Hawaii is a key part of the plant-development process for seed companies. Because of the tropical climate, breeders can grow three generations of corn a year on the islands, and this speeds up the work of producing new varieties.
This bit of the tropics is also important to the industry because it’s within the U.S., free from the uncertainty and complication that comes with developing technology abroad, under a different set of laws.
Supporters of the ordinance vowed to keep fighting — though perhaps through a new law, rather than by appealing this decision. There’s a lot that could be done, even without changing any laws. The main concerns noted by residents have to do with heavy use of pesticides, and there is a lot of insecticide (permethrin and chlorpyrifos) being sprayed.

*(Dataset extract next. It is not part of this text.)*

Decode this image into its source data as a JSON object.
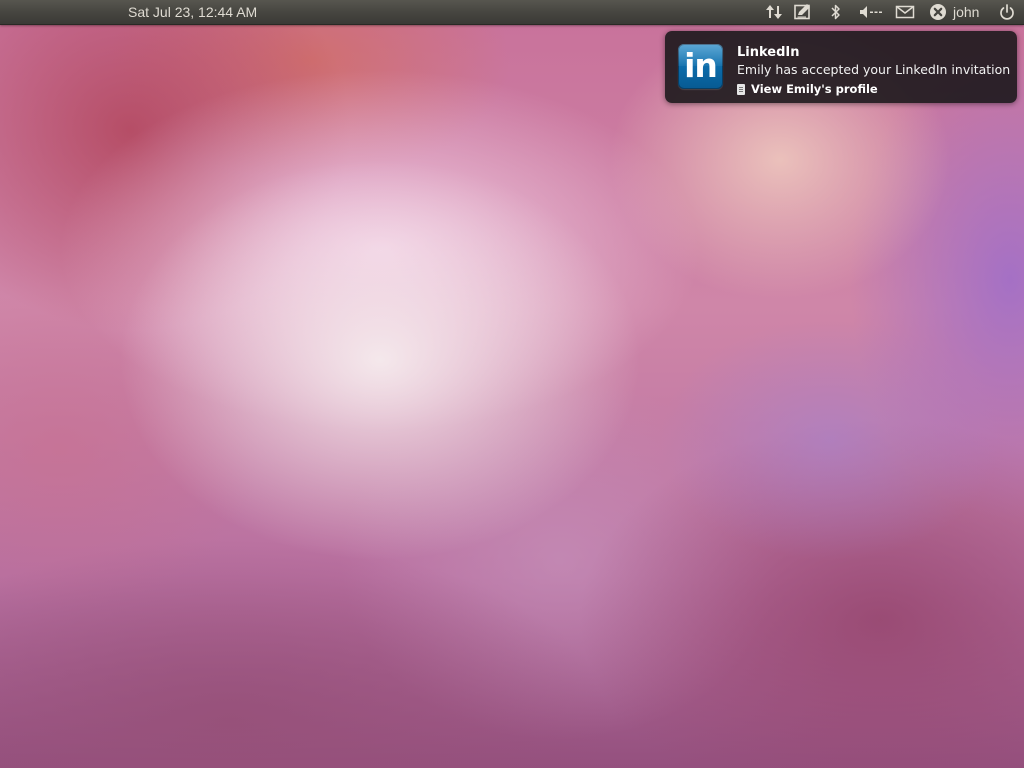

That should really be addressed independently of the GMO issue. Chlorpyrifos is pretty nasty stuff, and the regulation of its use shouldn’t be limited to people spraying it on genetically engineered crops.
The big island of Hawaii has also has passed an ordinance targeting GMOs, but that law goes further, banning all farming with genetically engineered plants (though existing papaya farms, which depend on disease resistant GMOs, were exempted). That law is also being challenged, and the same judge is handling the case. Maui will vote on a GMO farming ban soon.